Jack the Ripper may not have stalked any part of the United States, but his unsolved Whitechapel crimes still made it into the FBI Vault. The 1988 file looks at how authorities conducted the investigation back when the crimes occurred in 1888 and tries to identify any faults. Supervisory Special Agent John E. Douglas, who wrote the report, says the evidence shows the victims were not sexually assaulted or tortured before death.
After a brief discussion of the victims and crime scenes, the report launches into a profile created to figure out what type of person the Ripper was based on his possible actions before, during, and after the killings. It claims the Ripper probably worked alone and had a long history of fantasizing about violence toward women, perhaps even drawing and writing about it.
Since the killer removed organs from his victims, Douglas suggests he had some knowledge of human anatomy. He was likely Caucasian and "[did] not look out of the ordinary," but seemed socially awkward. Douglas claims it's likely authorities interviewed the Ripper as a suspect but ultimately dismissed him because he didn't resemble a typical killer.
On April 20, 1999, two boys entered Columbine High School in Littleton, CO, and opened fire on their fellow students. Some people believed the Columbine High School massacre was totally out of the blue, but there are items in the Vault that suggest the killers, Dylan Klebold and Eric Harris, were planning the mass shooting for a while.
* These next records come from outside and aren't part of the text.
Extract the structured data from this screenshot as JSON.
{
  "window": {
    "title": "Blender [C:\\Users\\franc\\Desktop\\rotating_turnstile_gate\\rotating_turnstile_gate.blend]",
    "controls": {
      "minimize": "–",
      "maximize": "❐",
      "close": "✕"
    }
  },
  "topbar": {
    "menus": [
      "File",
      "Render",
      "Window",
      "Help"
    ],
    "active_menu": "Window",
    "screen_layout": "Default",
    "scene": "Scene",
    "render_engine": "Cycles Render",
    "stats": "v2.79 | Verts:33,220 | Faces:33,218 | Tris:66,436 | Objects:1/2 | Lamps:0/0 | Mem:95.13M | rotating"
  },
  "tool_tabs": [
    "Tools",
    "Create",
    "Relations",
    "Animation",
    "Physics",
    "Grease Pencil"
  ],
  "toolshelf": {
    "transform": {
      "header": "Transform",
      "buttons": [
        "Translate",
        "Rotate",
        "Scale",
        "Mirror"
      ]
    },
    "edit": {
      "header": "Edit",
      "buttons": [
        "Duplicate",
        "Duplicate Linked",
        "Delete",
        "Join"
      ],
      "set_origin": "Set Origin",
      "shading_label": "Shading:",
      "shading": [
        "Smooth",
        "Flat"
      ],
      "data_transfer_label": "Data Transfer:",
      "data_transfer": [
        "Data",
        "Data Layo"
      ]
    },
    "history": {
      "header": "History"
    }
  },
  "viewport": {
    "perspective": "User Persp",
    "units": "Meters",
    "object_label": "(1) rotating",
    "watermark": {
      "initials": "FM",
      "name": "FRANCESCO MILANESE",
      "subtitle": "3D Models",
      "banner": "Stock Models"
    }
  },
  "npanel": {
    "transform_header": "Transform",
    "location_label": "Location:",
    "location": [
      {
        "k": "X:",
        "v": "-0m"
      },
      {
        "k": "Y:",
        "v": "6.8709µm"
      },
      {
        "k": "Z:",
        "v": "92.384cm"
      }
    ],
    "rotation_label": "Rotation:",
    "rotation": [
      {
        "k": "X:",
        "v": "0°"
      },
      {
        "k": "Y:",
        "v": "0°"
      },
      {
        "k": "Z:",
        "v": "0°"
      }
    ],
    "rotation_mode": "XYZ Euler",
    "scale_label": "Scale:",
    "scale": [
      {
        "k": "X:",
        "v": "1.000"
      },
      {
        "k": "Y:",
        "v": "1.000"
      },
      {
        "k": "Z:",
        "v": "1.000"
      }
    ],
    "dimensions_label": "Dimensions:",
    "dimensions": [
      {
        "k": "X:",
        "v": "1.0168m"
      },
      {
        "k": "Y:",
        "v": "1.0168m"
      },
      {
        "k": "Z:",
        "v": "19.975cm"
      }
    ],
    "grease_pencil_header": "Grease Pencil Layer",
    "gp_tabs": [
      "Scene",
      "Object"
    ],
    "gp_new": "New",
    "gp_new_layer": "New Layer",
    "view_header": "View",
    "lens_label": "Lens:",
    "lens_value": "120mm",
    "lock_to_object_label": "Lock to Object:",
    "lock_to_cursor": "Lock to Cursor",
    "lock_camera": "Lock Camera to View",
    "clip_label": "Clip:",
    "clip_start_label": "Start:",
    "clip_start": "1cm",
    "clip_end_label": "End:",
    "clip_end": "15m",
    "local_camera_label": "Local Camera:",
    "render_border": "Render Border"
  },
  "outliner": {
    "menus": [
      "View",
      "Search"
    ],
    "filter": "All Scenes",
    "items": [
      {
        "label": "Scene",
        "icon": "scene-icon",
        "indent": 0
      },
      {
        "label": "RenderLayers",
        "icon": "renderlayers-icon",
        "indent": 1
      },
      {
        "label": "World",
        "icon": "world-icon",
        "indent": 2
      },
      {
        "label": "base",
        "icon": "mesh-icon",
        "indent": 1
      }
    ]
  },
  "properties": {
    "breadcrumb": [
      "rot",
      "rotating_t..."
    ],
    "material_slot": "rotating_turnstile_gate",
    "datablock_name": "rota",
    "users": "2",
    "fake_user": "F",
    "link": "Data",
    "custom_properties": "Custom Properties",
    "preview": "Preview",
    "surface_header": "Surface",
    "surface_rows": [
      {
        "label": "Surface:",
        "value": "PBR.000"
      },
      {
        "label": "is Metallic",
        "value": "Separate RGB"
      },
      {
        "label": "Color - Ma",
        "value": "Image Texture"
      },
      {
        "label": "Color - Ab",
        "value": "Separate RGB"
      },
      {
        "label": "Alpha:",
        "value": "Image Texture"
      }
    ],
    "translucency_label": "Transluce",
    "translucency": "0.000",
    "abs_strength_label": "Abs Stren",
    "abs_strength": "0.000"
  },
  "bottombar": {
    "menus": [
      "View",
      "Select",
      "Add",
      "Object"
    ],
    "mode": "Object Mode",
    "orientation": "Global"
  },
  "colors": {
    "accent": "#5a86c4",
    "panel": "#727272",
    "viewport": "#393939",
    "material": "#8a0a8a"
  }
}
One person who knew the boys told the FBI they were experimenting with black powder and making explosives for over a year. The file also contains parts of Harris's manifesto, in which he blames teachers, parents, and other students for his actions, saying the killings are because of what they have done.
The FBI has a file in the Vault about a potential warning sign of Klebold and Harris's plan to kill people. Authorities interviewed an unnamed female contact from Oklahoma who said she frequented a right-wing chat room called Bob Enyart Live, where she came across a message from a teenage boy on April 19. It said something bad was going to happen on April 20, possibly in Colorado. The boy also made references to Adolf Hitler's birthday (also April 20) and the Holocaust during this chat.
Mississippi Burning Case
In June 1964 a group abducted and killed three civil rights activists in Neshoba County, MS. Michael Schwerner, Andrew Goodman, and James Chaney were trying to help African Americans in Mississippi register to vote, when a lynch mob formed and murdered the three men. The FBI aggressively searched for anyone with ties to the killings, including police officers and prominent members of the community. The FBI referred to the case as the "Miburn" case, short for Mississippi Burning.
The Vault files show how big the court case truly was: 100 people received subpoenas. It also shows the significant backlash African Americans experienced when they attempted to register to vote. Three men lost their jobs following registration, dismissed because they tried to vote.
John Wayne Gacy confessed to dozens of murders when police arrested him in December 1978. In his FBI case file, there are a few of his previous crimes and arrests with dates and locations. These include battery, sodomy, illegal substance possession, conspiracy to commit a felony, and more. The file also describes Gacy's life before the arrest, noting he once helped run several Kentucky Fried Chicken restaurants.
Some of the oddest and most fascinating things about the file deal with the omissions. Much of the case file has redacted information, leaving only context clues. These subjects include the St. Louis Police Department's cooperation in the arrest, a report on an investigation request sent to the Chicago Police Department, and names of various contacts concerning evidence. There's even a page entirely blacked out, save for the words "armed and dangerous" at the bottom.